How to Become an Extraordinary Person


When do people feel most happy?

What is ‘Happiness’ in the first place?

Let’s start with what happiness ‘Is Not’:

  • Happiness is not something that just happens.
  • It is not the result of good fortune or random chance.
  • It is not something that money can buy or power command.
  • It does not depend on outside events (but on how we interpret them).


J.S.Mill once said…

“Ask yourself whether you are happy, and you cease to be so.”


Viktor Frankl…

“Don’t aim at success—the more you aim at it and make it a target, the more you are going to miss it. For success, like happiness, cannot be pursued; it must ensue … as the unintended side-effect of one’s personal dedication to a course greater than oneself.”


How do you attain so enigmatic a goal that cannot be reached by a direct route?

> You begin by trying to achieve control over the very contents that occupy your thought, or consciousness.


Now let’s look at what Happiness IS

  • Happiness is having Optimal Life Experiences.

Optimal life experiences are conceived by gaining control over your conscious mind.
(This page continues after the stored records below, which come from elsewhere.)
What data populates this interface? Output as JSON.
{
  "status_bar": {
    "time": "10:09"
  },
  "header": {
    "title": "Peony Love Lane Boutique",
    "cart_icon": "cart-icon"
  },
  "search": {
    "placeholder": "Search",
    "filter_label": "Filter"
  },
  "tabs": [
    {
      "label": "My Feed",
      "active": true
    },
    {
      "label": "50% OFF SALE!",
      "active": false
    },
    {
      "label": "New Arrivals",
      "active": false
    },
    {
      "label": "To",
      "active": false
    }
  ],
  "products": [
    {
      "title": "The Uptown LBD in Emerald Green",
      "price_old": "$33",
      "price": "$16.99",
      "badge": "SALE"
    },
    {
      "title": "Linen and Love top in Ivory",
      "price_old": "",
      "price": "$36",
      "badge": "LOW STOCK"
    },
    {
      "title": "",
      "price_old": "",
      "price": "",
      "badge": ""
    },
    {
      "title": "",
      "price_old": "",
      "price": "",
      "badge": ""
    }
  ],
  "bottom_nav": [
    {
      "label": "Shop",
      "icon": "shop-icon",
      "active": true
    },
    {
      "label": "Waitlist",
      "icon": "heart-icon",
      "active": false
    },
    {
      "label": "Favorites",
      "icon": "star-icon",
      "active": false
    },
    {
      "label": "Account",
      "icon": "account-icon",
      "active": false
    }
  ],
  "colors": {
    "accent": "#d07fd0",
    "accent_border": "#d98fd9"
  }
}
This increasing feeling of control adds up to a sense of ‘mastery’ – as in: you feel yourself participating in the creation and unfolding of your own life.


Optimal life experiences occur when a person’s body / mind is stretched to its limits in a voluntary effort to accomplish something difficult and worthwhile – and is thus something that we make happen ourselves!



an individual who has made up their mind to consciously invest their attention toward a chosen goal – cannot help but become a more complex person.

By reaching ever higher and continuously challenging your skill level, you become an increasingly extraordinary person.

Obstacles in the way of Extraordinary

  • Misconception: the Universe was not created to answer your needs.
  • Chronic dissatisfaction of the current situation
  • Locked into biological or social ‘stimulus-response patterns’

More knowledge from J.S.Mill:

“No great improvements in the lot of mankind are possible, until a great change takes place in the fundamental constitutions of their modes of thought.”

Such ‘modes of thought’ include our conception or definition of ‘Happiness’.
One will always be dissatisfied if they believe happiness one thing, when in actuality, it is something else altogether. Improvement in one’s ‘lot’ comes down to how well the mind filters and interprets everyday experiences.

The first step to emancipation from biological and social control is to try and find rewards in the events of each moment.

An ordered and challenging mental environment is one in which attention can be freely invested to achieve a person’s goals. It is the opposite state of Entropy i.e. ‘Negentropy’, or FLOW.

If a person is able to organize their consciousness such that they experience FLOW as often as possible – then that person’s quality of life will inevitably improve.



Martin Colangelo : “The Better Movement Specialist”

– Blog Author

Owner / Instructor @

*contact me for a free consultation